Ellen Louks Fairclough

Ellen Louks Fairclough

Historical Trailblazers

Ellen Louks Fairclough was a trailblazer and Canada’s first female Federal Cabinet Minister. Her contributions to policies related to immigration, pay equity, and women’s rights have greatly improved the opportunities for many Canadians.

Ms. Fairclough was born in Hamilton, Ontario in 1905. She was a chartered accountant by training and started her career as an entrepreneur of an accounting firm. She also served as a member of the Executive for the Girl Guides of Canada.

Paving her way to a career in politics, she served as a member of City Council in Hamilton in 1945 and became the Deputy Mayor of Hamilton. In 1950, she won in the federal by-election in the riding of Hamilton West. As a Member of Parliament, Ms. Fairclough was vocal about women’s rights. In her capacity as Progressive Conservative Labour Critic, she was instrumental in the creation of the Department of Labour Women’s Bureau and in introducing a bill advocating equal opportunities for women and equal pay for equal work.

In 1957, Ellen Fairclough was appointed as Secretary of State by Prime Minister John Diefenbaker. During her time within federal office, she started the Dominion Day celebrations (currently known as Canada Day Celebrations on Parliament Hill).  In 1958, she was appointed as the Minister of Citizenship and Immigration and, while in charge of this portfolio, she introduced a number of reforms on immigration policy. The result was a more balanced and friendlier policy with a greater liberal approach towards refugees.
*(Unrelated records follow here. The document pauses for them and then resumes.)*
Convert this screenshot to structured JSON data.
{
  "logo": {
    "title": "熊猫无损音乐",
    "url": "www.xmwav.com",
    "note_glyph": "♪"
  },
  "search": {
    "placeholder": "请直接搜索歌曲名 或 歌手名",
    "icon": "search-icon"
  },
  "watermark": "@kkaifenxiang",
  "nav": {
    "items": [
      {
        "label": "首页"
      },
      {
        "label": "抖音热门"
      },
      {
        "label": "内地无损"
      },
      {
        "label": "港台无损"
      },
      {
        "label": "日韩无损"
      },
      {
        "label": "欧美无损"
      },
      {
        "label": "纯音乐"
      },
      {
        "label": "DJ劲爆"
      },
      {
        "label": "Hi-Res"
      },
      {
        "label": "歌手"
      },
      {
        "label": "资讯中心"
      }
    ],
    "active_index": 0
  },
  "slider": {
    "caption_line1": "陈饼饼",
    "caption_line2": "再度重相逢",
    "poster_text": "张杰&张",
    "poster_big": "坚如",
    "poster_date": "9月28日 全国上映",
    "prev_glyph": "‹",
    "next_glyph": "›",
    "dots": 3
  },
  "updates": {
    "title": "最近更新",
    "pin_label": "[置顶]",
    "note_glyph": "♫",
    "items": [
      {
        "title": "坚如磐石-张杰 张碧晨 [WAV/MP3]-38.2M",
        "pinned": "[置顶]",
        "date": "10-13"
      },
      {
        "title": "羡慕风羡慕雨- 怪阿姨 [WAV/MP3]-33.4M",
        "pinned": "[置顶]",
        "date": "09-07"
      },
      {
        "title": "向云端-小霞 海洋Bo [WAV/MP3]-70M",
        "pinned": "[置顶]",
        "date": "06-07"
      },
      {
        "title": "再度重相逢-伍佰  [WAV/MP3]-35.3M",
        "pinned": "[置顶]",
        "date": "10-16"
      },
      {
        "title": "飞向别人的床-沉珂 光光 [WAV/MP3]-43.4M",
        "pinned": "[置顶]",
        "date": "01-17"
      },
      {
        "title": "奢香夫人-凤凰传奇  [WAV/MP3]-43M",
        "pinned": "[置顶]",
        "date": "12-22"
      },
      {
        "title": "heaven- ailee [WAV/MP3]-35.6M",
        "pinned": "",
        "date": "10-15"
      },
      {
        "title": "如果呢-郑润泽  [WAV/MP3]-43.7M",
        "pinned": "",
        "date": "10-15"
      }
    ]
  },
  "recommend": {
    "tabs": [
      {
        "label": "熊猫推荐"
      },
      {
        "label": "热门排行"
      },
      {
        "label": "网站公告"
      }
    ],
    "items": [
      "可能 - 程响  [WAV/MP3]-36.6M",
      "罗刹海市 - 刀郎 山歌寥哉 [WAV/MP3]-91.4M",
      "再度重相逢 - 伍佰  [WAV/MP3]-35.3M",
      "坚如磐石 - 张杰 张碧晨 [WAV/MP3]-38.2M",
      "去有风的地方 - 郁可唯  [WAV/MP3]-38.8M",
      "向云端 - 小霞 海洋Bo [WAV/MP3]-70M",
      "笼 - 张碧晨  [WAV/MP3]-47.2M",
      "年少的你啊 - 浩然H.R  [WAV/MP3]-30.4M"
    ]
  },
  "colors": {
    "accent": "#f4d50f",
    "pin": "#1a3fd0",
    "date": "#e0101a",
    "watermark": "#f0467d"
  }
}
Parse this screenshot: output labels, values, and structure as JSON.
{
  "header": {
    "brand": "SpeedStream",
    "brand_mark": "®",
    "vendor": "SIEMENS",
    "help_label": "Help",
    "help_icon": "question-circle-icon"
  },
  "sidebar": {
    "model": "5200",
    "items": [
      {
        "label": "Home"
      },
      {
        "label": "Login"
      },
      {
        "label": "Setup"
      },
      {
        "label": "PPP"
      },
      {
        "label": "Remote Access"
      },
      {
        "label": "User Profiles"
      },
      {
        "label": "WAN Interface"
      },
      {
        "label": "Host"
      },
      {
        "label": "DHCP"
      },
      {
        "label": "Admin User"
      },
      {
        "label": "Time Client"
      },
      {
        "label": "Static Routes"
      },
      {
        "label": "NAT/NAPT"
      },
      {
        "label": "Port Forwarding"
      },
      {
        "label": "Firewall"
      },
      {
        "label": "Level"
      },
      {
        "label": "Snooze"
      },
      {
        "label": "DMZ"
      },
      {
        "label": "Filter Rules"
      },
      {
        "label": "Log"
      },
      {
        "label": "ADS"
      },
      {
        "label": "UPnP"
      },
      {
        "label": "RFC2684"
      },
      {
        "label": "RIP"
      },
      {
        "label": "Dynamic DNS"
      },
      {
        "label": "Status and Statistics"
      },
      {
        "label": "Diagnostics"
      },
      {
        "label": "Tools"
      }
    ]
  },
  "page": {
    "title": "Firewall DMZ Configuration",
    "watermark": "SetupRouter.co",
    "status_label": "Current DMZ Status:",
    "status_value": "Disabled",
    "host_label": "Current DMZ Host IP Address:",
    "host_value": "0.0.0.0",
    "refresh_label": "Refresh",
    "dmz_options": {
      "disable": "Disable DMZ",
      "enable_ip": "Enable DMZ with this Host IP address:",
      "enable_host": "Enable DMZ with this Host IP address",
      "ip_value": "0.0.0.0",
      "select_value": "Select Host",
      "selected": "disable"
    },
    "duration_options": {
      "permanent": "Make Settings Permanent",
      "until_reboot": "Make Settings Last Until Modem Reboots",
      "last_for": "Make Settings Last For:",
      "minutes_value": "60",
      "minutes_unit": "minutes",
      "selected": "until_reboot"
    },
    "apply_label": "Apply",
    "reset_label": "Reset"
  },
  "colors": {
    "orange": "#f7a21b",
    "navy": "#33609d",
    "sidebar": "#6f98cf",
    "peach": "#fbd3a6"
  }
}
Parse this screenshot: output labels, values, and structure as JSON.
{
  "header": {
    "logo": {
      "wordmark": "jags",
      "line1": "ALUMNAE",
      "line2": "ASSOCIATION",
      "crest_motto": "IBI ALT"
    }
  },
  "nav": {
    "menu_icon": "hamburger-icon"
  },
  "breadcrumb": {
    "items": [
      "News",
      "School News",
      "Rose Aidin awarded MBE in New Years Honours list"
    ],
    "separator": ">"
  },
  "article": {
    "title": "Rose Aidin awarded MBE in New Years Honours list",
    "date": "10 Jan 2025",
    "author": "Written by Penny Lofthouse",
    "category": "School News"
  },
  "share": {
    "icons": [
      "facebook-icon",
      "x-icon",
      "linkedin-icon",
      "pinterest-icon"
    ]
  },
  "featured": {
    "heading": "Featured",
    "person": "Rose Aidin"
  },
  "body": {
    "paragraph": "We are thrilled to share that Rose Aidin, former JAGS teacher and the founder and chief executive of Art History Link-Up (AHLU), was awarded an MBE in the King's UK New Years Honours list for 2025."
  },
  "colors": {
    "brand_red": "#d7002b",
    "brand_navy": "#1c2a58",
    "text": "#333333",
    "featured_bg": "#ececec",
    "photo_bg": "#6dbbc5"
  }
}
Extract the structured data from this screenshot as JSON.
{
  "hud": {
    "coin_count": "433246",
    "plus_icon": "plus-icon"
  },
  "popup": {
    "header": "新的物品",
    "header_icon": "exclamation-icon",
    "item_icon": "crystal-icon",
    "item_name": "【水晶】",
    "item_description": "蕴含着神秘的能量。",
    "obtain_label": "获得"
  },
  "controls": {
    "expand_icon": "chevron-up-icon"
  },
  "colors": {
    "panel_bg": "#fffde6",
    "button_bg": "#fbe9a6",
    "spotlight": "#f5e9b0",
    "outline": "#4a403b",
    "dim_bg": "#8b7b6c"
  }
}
Throughout her career, she also served as Minister responsible for Indian Affairs and was in charge of the National Gallery, the National Film Board, the Dominion Archives and the National Library. Furthermore, Ms. Fairclough briefly served as Acting Prime Minister of Canada in 1958, the first woman ever to occupy this position.

Ellen Fairclough rounded off her political career by serving as the Postmaster-General from 1962 to 1963. She continued to be passionate about women’s issues and rights to equal pay well after her active political career. She was the major supporter of Kim Campbell for the Progressive Conservative Party leadership in 1993. Ms. Campbell went on to become Canada’s first female Prime Minister.

As a pioneer and forerunner of women’s rights in Canada, Ms. Fairclough gives us a glimpse of her zealous and illustrious career through her memoirs Saturday’s Child: Memoirs of Canada’s First Female Cabinet Minister that were published in 1995.

In recognition of her revolutionary contributions to women’s rights and for her service to Canadian democracy, Ellen Louks Fairclough was graced with several honors and titles. She was conferred the title of Right Honourable by Queen Elizabeth II (July 1992) – one of few citizens to have been bestowed with this title who has not served as the  Prime Minister, Governor General, or Chief Justice. Other noted honours bestowed on Ms. Fairclough included the naming of the Ontario government office tower in Hamilton as the ‘Ellen Fairclough Building’ (1982); she was invested Dame of Grace, Order of St John of Jerusalem, Knights Hospitaler (1985); was recipient of the Persons Award (1989); was named Officer of the Order of Canada (1979) and promoted to Companion (1994); and, received the Order of Ontario (1996). In June 2005, Canada Post commemorated Ellen Louks Fairclough by issuing a postage stamp in her honour.


Biography written by Bhargavi Shankar


En.wikipedia.org. 2021. Ellen Fairclough. [online] Available at: <https://en.wikipedia.org/wiki/Ellen_Fairclough> [Accessed 26 January 2021].

The Governor General of Canada. 2021. Ellen Louks Fairclough, C.C.. [online] Available at: <https://www.gg.ca/en/node/154> [Accessed 26 January 2021].

Thecanadianencyclopedia.ca. 2021. Ellen Fairclough | The Canadian Encyclopedia. [online] Available at: <https://www.thecanadianencyclopedia.ca/en/article/ellen-fairclough> [Accessed 26 January 2021].